This study integrated the situational theory of publics with theories in risk communication to explore reactions to simulated media coverage of food terrorism. Focus group participants, given news scenarios about a terrorist threat on a U.S. food product, discussed problem recognition, level of involvement, constraint recognition, fear, risk, and social connections. Findings revealed a sense of "shared" involvement that influenced how participants perceived risk. When participants perceived the source of information was in "the same boat" as them, they were more likely to pay attention. Also, news coverage increased feelings of "information overload," which led participants to shut down cognitively and deny the need for protective action.
Since September 11, 2001, the possibility of another terrorist attack has led to ongoing news coverage relaying intelligence reports and other government information about potential threats. The threat of bioterrorist attacks on food supplies, or food bioterrorism, is a significant concern for the U.S. Food and Drug Administration and Department of Homeland Security. Given this climate, it seems imperative to study potential audience reactions to news coverage of "hot" or critical issues such as food bioterrorism. The threats of food bioterrorism to product safety and public health are in a pathogenic sense well documented. What is less understood is how audiences would interpret news coverage of a bioterrorist attack. Once their meaning making is better understood, research can assess the potential of behavioral reactions, such as panic or denial by audiences in response to protective messages.
The purpose of this study, then, was to explore how people would make meaning of news coverage of a terrorist attack on a U.S. food supply. The research was framed using the situational theory of publics, a well-tested theory in public relations that offers a heuristic and parsimonious approach to audience reactions to hot issues covered in media. The study expands this theory by examining how it compares with popular theories in risk communication with audience reactions to risk in news. The health belief model, the extended parallel processing model, and protection motivation theory have all been used to study risk perceptions and are also addressed.
Effects of Media Coverage of Terrorism. According to Huddy, Khatib, and Capelos, "There is something personally disturbing, immediate, vivid, and frightening about the threat of terrorism."1 However, few studies have focused on effects of media coverage of terrorism.2 There has been no terrorist attack on U.S. soil involving a food supply, so any study of audience response would have to be simulated and constructed. However, lessons can be learned from studies that have examined effects of other terrorism in news.

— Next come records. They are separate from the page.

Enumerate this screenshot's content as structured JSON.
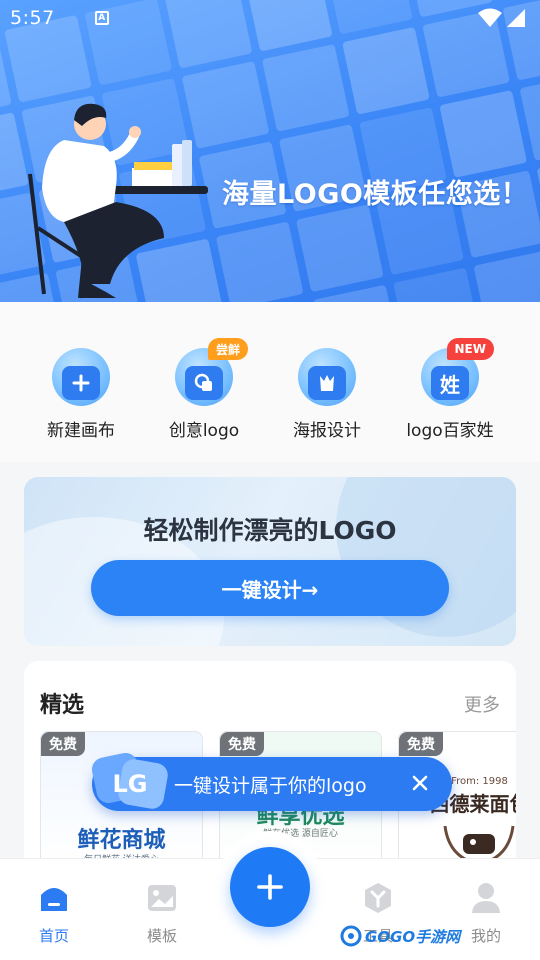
{
  "status_bar": {
    "time": "5:57",
    "notification_icon": "a-box-icon",
    "icons": [
      "wifi-icon",
      "signal-icon"
    ]
  },
  "hero": {
    "slogan": "海量LOGO模板任您选！",
    "accent": "#3b86f7"
  },
  "quick_actions": [
    {
      "label": "新建画布",
      "icon": "new-canvas-icon",
      "badge": ""
    },
    {
      "label": "创意logo",
      "icon": "creative-logo-icon",
      "badge": "尝鲜"
    },
    {
      "label": "海报设计",
      "icon": "poster-design-icon",
      "badge": ""
    },
    {
      "label": "logo百家姓",
      "icon": "surname-logo-icon",
      "glyph": "姓",
      "badge": "NEW"
    }
  ],
  "promo": {
    "title": "轻松制作漂亮的LOGO",
    "button": "一键设计→"
  },
  "featured": {
    "title": "精选",
    "more": "更多",
    "cards": [
      {
        "tag": "免费",
        "name": "鲜花商城",
        "sub": "每日鲜花 送达爱心"
      },
      {
        "tag": "免费",
        "name": "鲜享优选",
        "sub": "鲜在优选 源自匠心"
      },
      {
        "tag": "免费",
        "name": "西德莱面包",
        "sub": "From: 1998"
      }
    ]
  },
  "hint": {
    "logo": "LG",
    "text": "一键设计属于你的logo"
  },
  "bottom_nav": {
    "items": [
      {
        "label": "首页",
        "icon": "home-icon",
        "active": true
      },
      {
        "label": "模板",
        "icon": "template-icon",
        "active": false
      },
      {
        "label": "工具",
        "icon": "tools-icon",
        "active": false
      },
      {
        "label": "我的",
        "icon": "profile-icon",
        "active": false
      }
    ],
    "fab_icon": "plus-icon",
    "active_color": "#2c7bf2"
  },
  "watermark": {
    "text": "GOGO手游网"
  }
}
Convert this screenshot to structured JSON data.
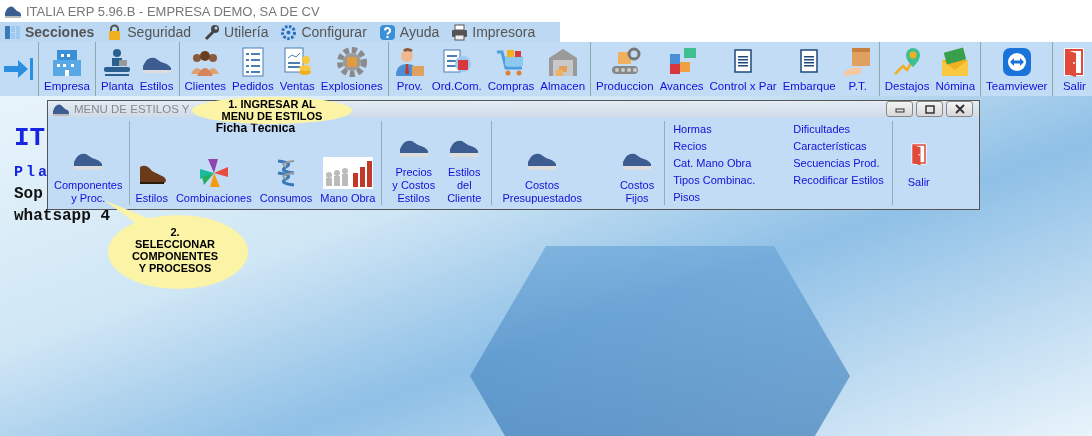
{
  "window": {
    "title": "ITALIA ERP 5.96.B - EMPRESA DEMO, SA DE CV"
  },
  "menu": [
    {
      "label": "Secciones"
    },
    {
      "label": "Seguridad"
    },
    {
      "label": "Utilería"
    },
    {
      "label": "Configurar"
    },
    {
      "label": "Ayuda"
    },
    {
      "label": "Impresora"
    }
  ],
  "toolbar_groups": [
    {
      "items": [
        {
          "label": "Empresa"
        }
      ]
    },
    {
      "items": [
        {
          "label": "Planta"
        },
        {
          "label": "Estilos"
        }
      ]
    },
    {
      "items": [
        {
          "label": "Clientes"
        },
        {
          "label": "Pedidos"
        },
        {
          "label": "Ventas"
        },
        {
          "label": "Explosiones"
        }
      ]
    },
    {
      "items": [
        {
          "label": "Prov."
        },
        {
          "label": "Ord.Com."
        },
        {
          "label": "Compras"
        },
        {
          "label": "Almacen"
        }
      ]
    },
    {
      "items": [
        {
          "label": "Produccion"
        },
        {
          "label": "Avances"
        },
        {
          "label": "Control x Par"
        },
        {
          "label": "Embarque"
        },
        {
          "label": "P.T."
        }
      ]
    },
    {
      "items": [
        {
          "label": "Destajos"
        },
        {
          "label": "Nómina"
        }
      ]
    },
    {
      "items": [
        {
          "label": "Teamviewer"
        }
      ]
    },
    {
      "items": [
        {
          "label": "Salir"
        }
      ]
    }
  ],
  "desktop": {
    "heading": "IT",
    "line_1": "Pla",
    "line_2": "Sop",
    "line_3": "whatsapp 4"
  },
  "styles_menu": {
    "title": "MENU DE ESTILOS Y",
    "groups": [
      {
        "items": [
          {
            "label": "Componentes\ny Proc."
          }
        ]
      },
      {
        "heading": "Ficha Técnica",
        "items": [
          {
            "label": "Estilos"
          },
          {
            "label": "Combinaciones"
          },
          {
            "label": "Consumos"
          },
          {
            "label": "Mano Obra"
          }
        ]
      },
      {
        "items": [
          {
            "label": "Precios\ny Costos\nEstilos"
          },
          {
            "label": "Estilos\ndel\nCliente"
          }
        ]
      },
      {
        "items": [
          {
            "label": "Costos\nPresupuestados"
          },
          {
            "label": "Costos\nFijos"
          }
        ]
      }
    ],
    "links": [
      [
        "Hormas",
        "Recios",
        "Cat. Mano Obra",
        "Tipos Combinac.",
        "Pisos"
      ],
      [
        "Dificultades",
        "Características",
        "Secuencias Prod.",
        "Recodificar Estilos"
      ]
    ],
    "exit": "Salir"
  },
  "callouts": [
    {
      "text": "1. INGRESAR AL\nMENU DE ESTILOS"
    },
    {
      "text": "2.\nSELECCIONAR\nCOMPONENTES\nY PROCESOS"
    }
  ]
}
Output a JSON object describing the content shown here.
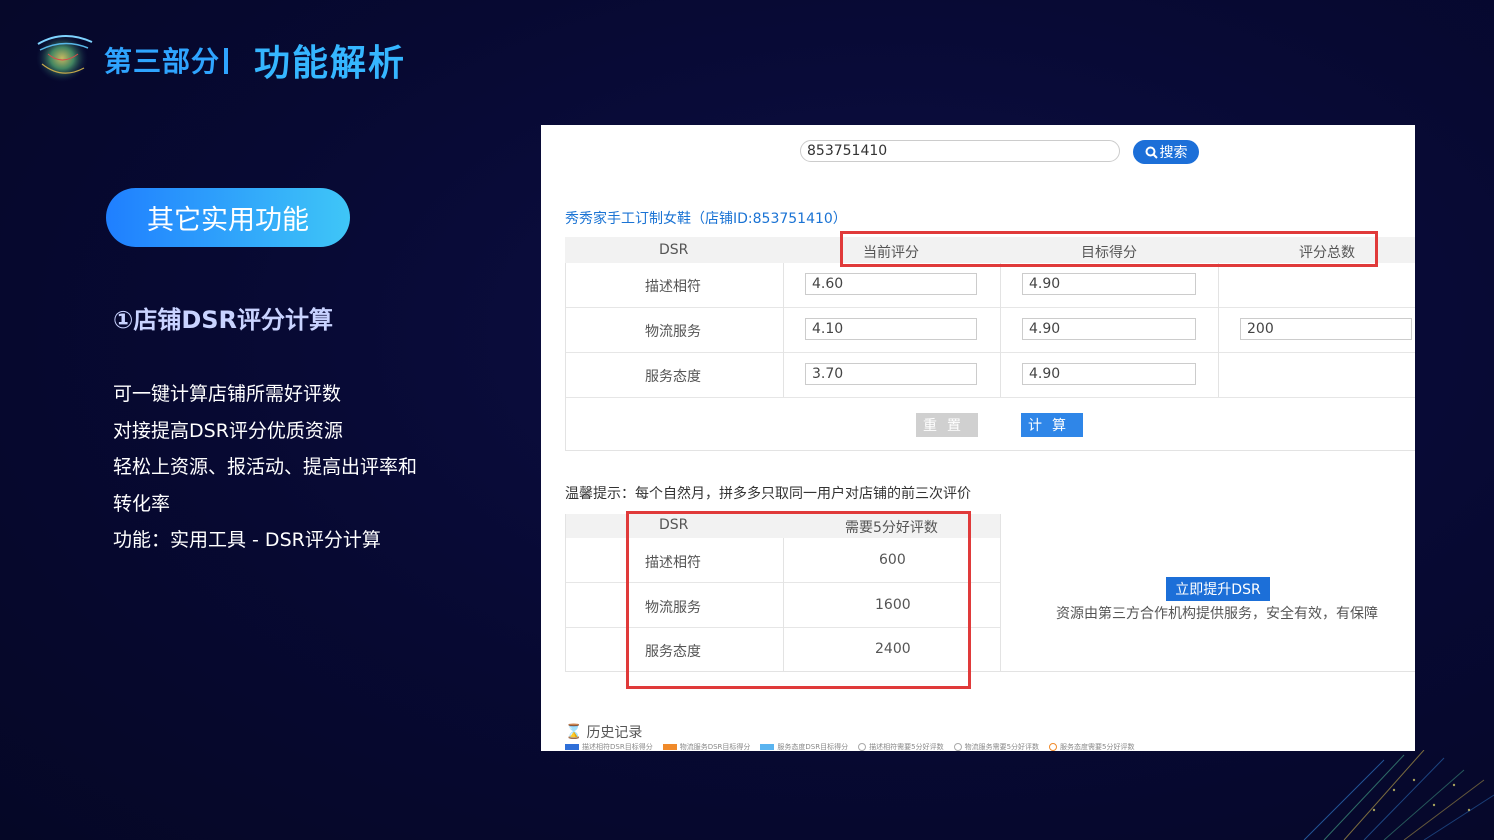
{
  "header": {
    "section": "第三部分",
    "title": "功能解析"
  },
  "left": {
    "pill": "其它实用功能",
    "subheading": "①店铺DSR评分计算",
    "lines": [
      "可一键计算店铺所需好评数",
      "对接提高DSR评分优质资源",
      "轻松上资源、报活动、提高出评率和",
      "转化率",
      "功能：实用工具 - DSR评分计算"
    ]
  },
  "screenshot": {
    "search_value": "853751410",
    "search_button": "搜索",
    "shop_name": "秀秀家手工订制女鞋（店铺ID:853751410）",
    "table1": {
      "headers": [
        "DSR",
        "当前评分",
        "目标得分",
        "评分总数"
      ],
      "rows": [
        {
          "label": "描述相符",
          "current": "4.60",
          "target": "4.90"
        },
        {
          "label": "物流服务",
          "current": "4.10",
          "target": "4.90"
        },
        {
          "label": "服务态度",
          "current": "3.70",
          "target": "4.90"
        }
      ],
      "total": "200"
    },
    "reset_button": "重置",
    "calc_button": "计算",
    "tip": "温馨提示：每个自然月，拼多多只取同一用户对店铺的前三次评价",
    "table2": {
      "headers": [
        "DSR",
        "需要5分好评数"
      ],
      "rows": [
        {
          "label": "描述相符",
          "value": "600"
        },
        {
          "label": "物流服务",
          "value": "1600"
        },
        {
          "label": "服务态度",
          "value": "2400"
        }
      ]
    },
    "boost_button": "立即提升DSR",
    "boost_note": "资源由第三方合作机构提供服务，安全有效，有保障",
    "history": "历史记录",
    "legend": [
      "描述相符DSR目标得分",
      "物流服务DSR目标得分",
      "服务态度DSR目标得分",
      "描述相符需要5分好评数",
      "物流服务需要5分好评数",
      "服务态度需要5分好评数"
    ],
    "legend_colors": [
      "#2f6fd8",
      "#f08a2a",
      "#5ab4f0"
    ],
    "highlight_color": "#e03a3a"
  }
}
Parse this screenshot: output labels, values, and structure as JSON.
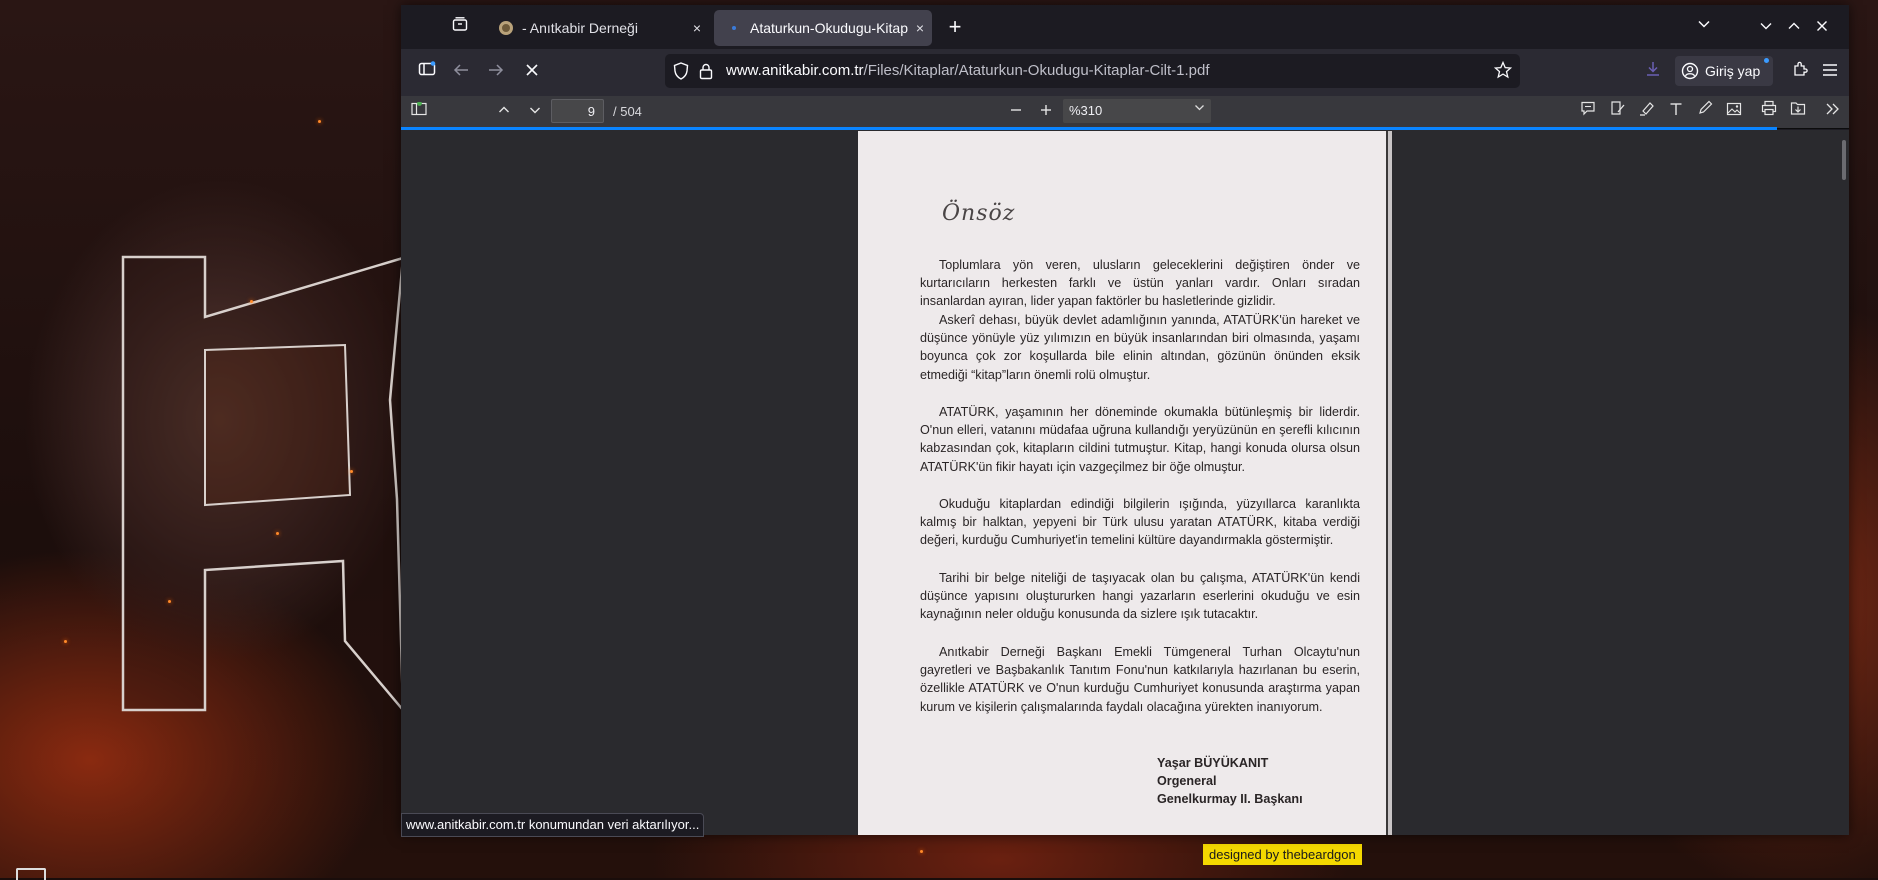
{
  "desktop": {
    "credit": "designed by thebeardgon"
  },
  "browser": {
    "tabs": [
      {
        "title": "- Anıtkabir Derneği",
        "close": "×",
        "active": false
      },
      {
        "title": "Ataturkun-Okudugu-Kitapl",
        "close": "×",
        "active": true
      }
    ],
    "new_tab": "+",
    "url": {
      "domain": "www.anitkabir.com.tr",
      "path": "/Files/Kitaplar/Ataturkun-Okudugu-Kitaplar-Cilt-1.pdf"
    },
    "account_label": "Giriş yap",
    "status_text": "www.anitkabir.com.tr konumundan veri aktarılıyor...",
    "accent_color": "#0a84ff"
  },
  "pdf_viewer": {
    "page_number": "9",
    "page_count": "/ 504",
    "zoom": "%310"
  },
  "document": {
    "heading": "Önsöz",
    "paragraphs": [
      "Toplumlara yön veren, ulusların geleceklerini değiştiren önder ve kurtarıcıların herkesten farklı ve üstün yanları vardır. Onları sıradan insanlardan ayıran, lider yapan faktörler bu hasletlerinde gizlidir.",
      "Askerî dehası, büyük devlet adamlığının yanında, ATATÜRK'ün hareket ve düşünce yönüyle yüz yılımızın en büyük insanlarından biri olmasında, yaşamı boyunca çok zor koşullarda bile elinin altından, gözünün önünden eksik etmediği “kitap”ların önemli rolü olmuştur.",
      "ATATÜRK, yaşamının her döneminde okumakla bütünleşmiş bir liderdir. O'nun elleri, vatanını müdafaa uğruna kullandığı yeryüzünün en şerefli kılıcının kabzasından çok, kitapların cildini tutmuştur. Kitap, hangi konuda olursa olsun ATATÜRK'ün fikir hayatı için vazgeçilmez bir öğe olmuştur.",
      "Okuduğu kitaplardan edindiği bilgilerin ışığında, yüzyıllarca karanlıkta kalmış bir halktan, yepyeni bir Türk ulusu yaratan ATATÜRK, kitaba verdiği değeri, kurduğu Cumhuriyet'in temelini kültüre dayandırmakla göstermiştir.",
      "Tarihi bir belge niteliği de taşıyacak olan bu çalışma, ATATÜRK'ün kendi düşünce yapısını oluştururken hangi yazarların eserlerini okuduğu ve esin kaynağının neler olduğu konusunda da sizlere ışık tutacaktır.",
      "Anıtkabir Derneği Başkanı Emekli Tümgeneral Turhan Olcaytu'nun gayretleri ve Başbakanlık Tanıtım Fonu'nun katkılarıyla hazırlanan bu eserin, özellikle ATATÜRK ve O'nun kurduğu Cumhuriyet konusunda araştırma yapan kurum ve kişilerin çalışmalarında faydalı olacağına yürekten inanıyorum."
    ],
    "signature": {
      "name": "Yaşar BÜYÜKANIT",
      "rank": "Orgeneral",
      "title": "Genelkurmay II. Başkanı"
    }
  }
}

In general, most such research comes from public opinion surveys. Polls conducted at the height of the anthrax attacks (October 2001) indicated that 45% of Americans were concerned about being a victim.3 Factors that increased perceived risk of bioterrorism include uncertainty, unfamiliarity, unfairness, lack of understanding, dread, personal involvement, identifiable victims, and catastrophic potential. Additionally, after the anthrax attacks, more than 40% reported greater caution in handling their mail, and 35% gathered information on what to do in case of another attack.4
Use of Information Sources. The most commonly used source for anthrax information was local television and radio. This was consistent across age, race, gender, income, and education, although younger publics used the Internet more.5 However, in a different study, the Internet was underutilized as a source of information in general.6 Both local health officials and national experts are important sources for information on terrorism.
Situational Theory of Publics. The situational theory of publics has significant potential for applied risk communication because it focuses on three factors that influence communication behavior and action: problem recognition, personal involvement, and constraint recognition. …